Talk of a new convention center may have been years in the making, but the centerpiece of the $1.3 billion Convention Center district enhancement project (which includes a four Diamond Headquarters Hotel, spa, and slew of restaurants and retail spaces) will debut with a bang in 2023. This is just a hint of the new happenings on the horizon. “Greater Fort Lauderdale has evolved from a spring break haven to a sophisticated, upscale tourism destination,” said Amaury Piedra, chairman of the Broward County Tourism Coalition Committee and general manager of the Pier Sixty-Six Hotel & Marina. “Renovating and expanding the Convention Center is another key building block in our growth as a world-class community.”

We’re heralding a revival period of Broward County’s iconic sports venues. Greater Fort Lauderdale alone is home to more than 300 sports venues, from aquatic complexes in Coral Springs and Plantation to soccer fields and sheets of ice where the pros play (BB&T Center, we’re looking at you). This year marks the milestone 25th anniversary season for the Florida Panthers, which, as Panthers President & CEO Matthew Caldwell says, is “about celebrating Panthers history with our loyal fans, paying tribute to our community and charting a course for the next 25 years of Panthers hockey in South Florida.” As part of the festivities, alumni like Billy Lindsay, Ed Jovanovski, Stephen Weiss, Olli Jokinen will mix and mingle with fans at some of the “Legacy Saturdays” home games.

Broward County already brings more than 300 sporting events a year, including the Kreul Classic, the country's largest televised high school basketball tournament; the Masters-level Florida Lacrosse Classic; and the A1A Marathon, a 26.2-mile course through South Florida where the ocean serves as the finish line marker. Now, you can except even more top-notch events when the 64-acre Lockhart stadium launches its inaugural season in Major League Soccer (MLS) in March 2020, reopening following a $60 million renovation plan funded by Inter Miami CF.

As part of the 50-year agreement, David Beckham’s group will construct a new, 18,000-seat stadium, training facility, soccer fields, playground, and public running and walking trails. “Fort Lauderdale acted quickly and decisively to secure this arrangement that moves our city to the next level as a quality place to live,” said City of Fort Lauderdale mayor, Dean J. Trantalis. “Together we greatly expand soccer opportunities for our youth and obtain a signature public park while also gaining an important role in the future of professional soccer in America.”

A $27 million remake of the International Swimming Hall of Fame pool complex is also underway.

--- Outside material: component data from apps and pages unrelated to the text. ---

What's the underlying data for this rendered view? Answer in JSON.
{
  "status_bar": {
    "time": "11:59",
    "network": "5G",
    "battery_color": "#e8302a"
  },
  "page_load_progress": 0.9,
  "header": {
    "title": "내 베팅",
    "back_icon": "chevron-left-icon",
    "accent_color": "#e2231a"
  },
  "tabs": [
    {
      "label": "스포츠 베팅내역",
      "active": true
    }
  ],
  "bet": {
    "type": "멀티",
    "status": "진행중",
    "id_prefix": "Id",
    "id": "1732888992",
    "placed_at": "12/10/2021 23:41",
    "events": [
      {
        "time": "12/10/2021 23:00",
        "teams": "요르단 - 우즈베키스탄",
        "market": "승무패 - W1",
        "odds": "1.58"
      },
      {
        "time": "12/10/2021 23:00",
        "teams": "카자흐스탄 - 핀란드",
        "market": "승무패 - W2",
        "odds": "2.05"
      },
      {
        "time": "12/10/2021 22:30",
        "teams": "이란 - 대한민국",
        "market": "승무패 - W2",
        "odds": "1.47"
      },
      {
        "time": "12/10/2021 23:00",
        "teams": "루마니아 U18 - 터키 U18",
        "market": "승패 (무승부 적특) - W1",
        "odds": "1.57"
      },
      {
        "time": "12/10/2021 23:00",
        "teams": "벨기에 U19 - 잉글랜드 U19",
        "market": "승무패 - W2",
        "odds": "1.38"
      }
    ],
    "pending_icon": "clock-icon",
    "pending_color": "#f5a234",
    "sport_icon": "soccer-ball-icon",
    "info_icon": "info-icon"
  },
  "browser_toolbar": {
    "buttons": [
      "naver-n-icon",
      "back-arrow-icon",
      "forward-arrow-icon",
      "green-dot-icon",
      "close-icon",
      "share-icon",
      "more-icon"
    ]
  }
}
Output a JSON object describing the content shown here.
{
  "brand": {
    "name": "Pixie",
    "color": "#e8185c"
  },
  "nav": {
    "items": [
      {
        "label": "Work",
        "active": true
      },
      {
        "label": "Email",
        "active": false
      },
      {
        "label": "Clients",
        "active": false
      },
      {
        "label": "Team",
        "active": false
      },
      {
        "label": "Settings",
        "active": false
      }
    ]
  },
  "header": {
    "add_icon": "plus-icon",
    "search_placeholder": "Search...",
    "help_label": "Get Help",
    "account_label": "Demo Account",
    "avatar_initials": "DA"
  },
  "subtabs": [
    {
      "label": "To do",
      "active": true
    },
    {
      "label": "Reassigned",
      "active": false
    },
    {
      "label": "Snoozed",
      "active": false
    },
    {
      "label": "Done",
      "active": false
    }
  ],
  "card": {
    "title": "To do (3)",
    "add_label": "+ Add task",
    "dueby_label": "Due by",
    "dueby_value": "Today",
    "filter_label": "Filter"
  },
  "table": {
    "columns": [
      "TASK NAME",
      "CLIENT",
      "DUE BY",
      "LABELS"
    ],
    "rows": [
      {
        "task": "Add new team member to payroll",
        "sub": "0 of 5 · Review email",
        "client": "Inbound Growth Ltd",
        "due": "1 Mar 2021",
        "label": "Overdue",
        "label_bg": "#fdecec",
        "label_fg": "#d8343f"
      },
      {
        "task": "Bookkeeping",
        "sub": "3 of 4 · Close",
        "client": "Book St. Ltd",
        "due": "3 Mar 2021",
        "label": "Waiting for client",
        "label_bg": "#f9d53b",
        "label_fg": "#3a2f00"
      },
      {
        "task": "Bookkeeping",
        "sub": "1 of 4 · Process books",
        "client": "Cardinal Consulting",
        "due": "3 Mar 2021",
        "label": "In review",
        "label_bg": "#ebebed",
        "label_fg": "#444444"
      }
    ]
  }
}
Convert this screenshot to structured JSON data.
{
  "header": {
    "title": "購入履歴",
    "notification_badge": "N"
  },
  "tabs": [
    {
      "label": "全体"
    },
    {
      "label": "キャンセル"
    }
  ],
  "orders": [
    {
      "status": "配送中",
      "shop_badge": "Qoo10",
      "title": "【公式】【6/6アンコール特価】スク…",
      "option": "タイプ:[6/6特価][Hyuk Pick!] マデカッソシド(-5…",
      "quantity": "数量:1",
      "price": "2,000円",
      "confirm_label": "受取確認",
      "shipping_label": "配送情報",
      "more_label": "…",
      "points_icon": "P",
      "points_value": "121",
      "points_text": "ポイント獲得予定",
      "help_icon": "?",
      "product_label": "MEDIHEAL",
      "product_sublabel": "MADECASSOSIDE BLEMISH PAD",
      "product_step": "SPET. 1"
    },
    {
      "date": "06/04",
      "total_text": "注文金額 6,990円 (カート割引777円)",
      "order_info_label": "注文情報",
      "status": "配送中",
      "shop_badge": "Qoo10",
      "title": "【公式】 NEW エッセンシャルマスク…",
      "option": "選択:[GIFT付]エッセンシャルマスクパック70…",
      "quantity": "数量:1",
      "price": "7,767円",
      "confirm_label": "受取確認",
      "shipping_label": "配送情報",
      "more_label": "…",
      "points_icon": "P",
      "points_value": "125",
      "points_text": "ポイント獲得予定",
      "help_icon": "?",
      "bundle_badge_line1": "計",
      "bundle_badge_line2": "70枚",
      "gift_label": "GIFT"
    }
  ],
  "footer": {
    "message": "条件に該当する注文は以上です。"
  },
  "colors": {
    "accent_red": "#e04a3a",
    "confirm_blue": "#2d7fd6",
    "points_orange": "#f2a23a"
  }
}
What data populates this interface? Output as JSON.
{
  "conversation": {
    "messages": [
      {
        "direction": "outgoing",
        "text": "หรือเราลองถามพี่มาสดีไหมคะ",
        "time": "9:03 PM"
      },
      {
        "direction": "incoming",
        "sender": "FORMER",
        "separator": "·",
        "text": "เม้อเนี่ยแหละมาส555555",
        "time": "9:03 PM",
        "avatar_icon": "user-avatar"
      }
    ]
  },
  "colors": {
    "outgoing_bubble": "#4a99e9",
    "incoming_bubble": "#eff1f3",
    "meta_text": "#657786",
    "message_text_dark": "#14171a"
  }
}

Part of what Trantalis calls a “game-changing project that will redefine the beach for the next generation,” the complex, which originally opened in 1965 on a 5-acre, manmade peninsula, will feature revamped grandstands and pools, in addition to a new dive well and dive platform. Over the years, 10 world records have been set at the Hall of Fame, and with this much-needed facelift, the venue will surely rise to the top once again, attracting some of the country’s best swimmers when it reopens in October 2020. 

The Florida Panthers organization is also privately financing a restoration project for Fort Lauderdale’s historic, Art Deco-style War Memorial Auditorium, adding two indoor ice rinks and a concert venue hosting up to 3,000. "The War Memorial Auditorium stands as a tribute to the individuals who have served our great country, including Medal of Honor recipient and Fort Lauderdale's own Alexander "Sandy" Nininger, a graduate of West Point class of 1941, and is a landmark central to the identity and history of our community,” explained Florida Panthers owner and governor, Vincent J. Viola, in an article on FloridaPanthers.com.

As these much-anticipated projects debut over the next year, they’ll help ensure Broward remains on top as one of the state—and country’s—premier sporting locales.